Translate This Blog

Tuesday, May 26, 2009

Cesarian Questions

My story about the Cesarian section a few days ago sparked some questions that I thought would make an interesting discussion.

As a vet-in-the-making with an unending string of questions, do you mind if I ask you a couple of things?
Is it normal procedure to spay after a caesarian, or were there specific reasons (eg the difficult birth or the pregnancy was accidental) that you chose to do it on this occasion?
Presumably removing the ovaries affects the bitch hormonally - does this have an effect on her maternal instincts towards the puppy? (Or even affect her physically, eg reducing lactation?)
Thanks, just interested :)

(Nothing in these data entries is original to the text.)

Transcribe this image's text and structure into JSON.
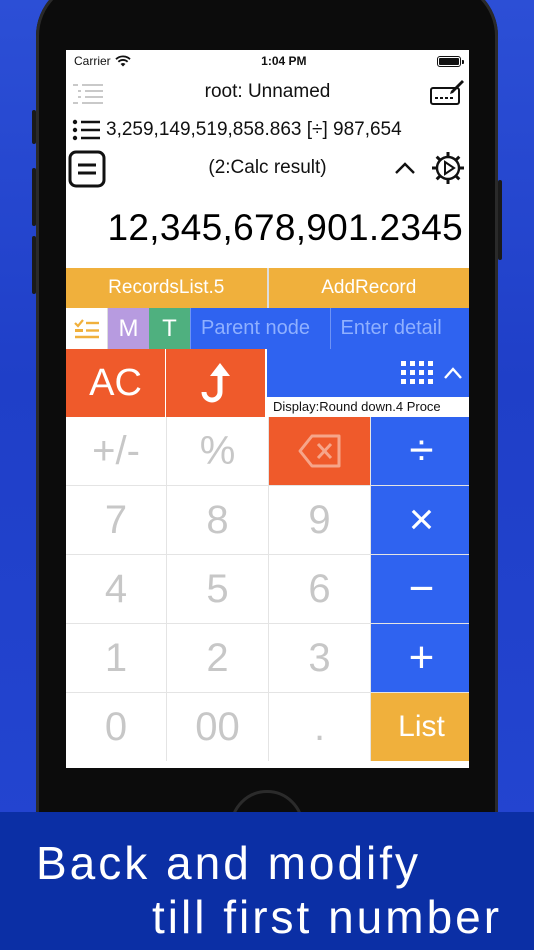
{
  "status_bar": {
    "carrier": "Carrier",
    "time": "1:04 PM"
  },
  "header": {
    "title": "root: Unnamed"
  },
  "expression": {
    "text": "3,259,149,519,858.863 [÷] 987,654"
  },
  "calc_row": {
    "label": "(2:Calc result)"
  },
  "display": {
    "value": "12,345,678,901.2345"
  },
  "records": {
    "list_label": "RecordsList.5",
    "add_label": "AddRecord"
  },
  "tags": {
    "m_label": "M",
    "t_label": "T",
    "parent_placeholder": "Parent node",
    "detail_placeholder": "Enter detail"
  },
  "ops": {
    "ac_label": "AC",
    "display_info": "Display:Round down.4 Proce"
  },
  "keypad": [
    {
      "name": "key-plus-minus",
      "label": "+/-",
      "type": "num"
    },
    {
      "name": "key-percent",
      "label": "%",
      "type": "num"
    },
    {
      "name": "key-backspace",
      "label": "",
      "type": "del"
    },
    {
      "name": "key-divide",
      "label": "÷",
      "type": "op"
    },
    {
      "name": "key-7",
      "label": "7",
      "type": "num"
    },
    {
      "name": "key-8",
      "label": "8",
      "type": "num"
    },
    {
      "name": "key-9",
      "label": "9",
      "type": "num"
    },
    {
      "name": "key-multiply",
      "label": "×",
      "type": "op"
    },
    {
      "name": "key-4",
      "label": "4",
      "type": "num"
    },
    {
      "name": "key-5",
      "label": "5",
      "type": "num"
    },
    {
      "name": "key-6",
      "label": "6",
      "type": "num"
    },
    {
      "name": "key-minus",
      "label": "−",
      "type": "op"
    },
    {
      "name": "key-1",
      "label": "1",
      "type": "num"
    },
    {
      "name": "key-2",
      "label": "2",
      "type": "num"
    },
    {
      "name": "key-3",
      "label": "3",
      "type": "num"
    },
    {
      "name": "key-plus",
      "label": "+",
      "type": "op"
    },
    {
      "name": "key-0",
      "label": "0",
      "type": "num"
    },
    {
      "name": "key-00",
      "label": "00",
      "type": "num"
    },
    {
      "name": "key-decimal",
      "label": ".",
      "type": "num"
    },
    {
      "name": "key-list",
      "label": "List",
      "type": "list"
    }
  ],
  "caption": {
    "line1": "Back and modify",
    "line2": "till first number"
  },
  "colors": {
    "blue": "#2f63f0",
    "orange": "#ef5a2b",
    "yellow": "#f0b03c",
    "purple": "#b79be0",
    "green": "#4fb07f",
    "caption_bg": "#0b2fa5"
  },
  "icons": [
    "wifi-icon",
    "battery-icon",
    "outline-list-icon",
    "keyboard-edit-icon",
    "list-icon",
    "memo-icon",
    "chevron-up-icon",
    "gear-icon",
    "checklist-icon",
    "undo-arrow-icon",
    "keypad-grid-icon",
    "backspace-icon"
  ]
}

C-sections usually happen because the mother can't give birth naturally, often because the puppies are too big. In English bulldogs this is routinely done since they have such large heads. Certain selective procedures such as this can involve a breeding bitch (proper medical term, folks!) worth thousands of dollars. Her reproductive future is important so you don't spay them. However, certain dogs have litters accidentally, or have serious complications, and future litters could be a risk to their health or life. These dogs should be spayed. In my particular case the father was apparently smaller than the female, yet the puppies were too large. At three years old this was her first litter, and the owners didn't have her for the purpose of breeding. I discussed with them the future risks of other litters, and they agreed that it wasn't worth this happening again and wanted her spayed.

Ovaries produce many hormones, all important to the reproductive cycle. Removing the ovaries obviously affects hormonal production, but not immediately. There are already in the blood stream, and you're just affecting continued production and not what is already present. It can take days for those levels to go away, and longer for the affects on the body to reverse. So spaying her had no effect on her rejecting the puppy a few hours later. Estrogen levels drop immediately after birth anyway, and so have little to no influence on behavioral or physiological responses. Lactation after pregnancy is primarily controlled by prolactin, and after this point the milk production is mostly controlled by whether or not there is nursing occurring. Unfortunately, maternal behavior in pets or people aren't completely under the control of hormones, otherwise it would be easy to make humans and animals better mothers merely by a supplementation.

Good questions!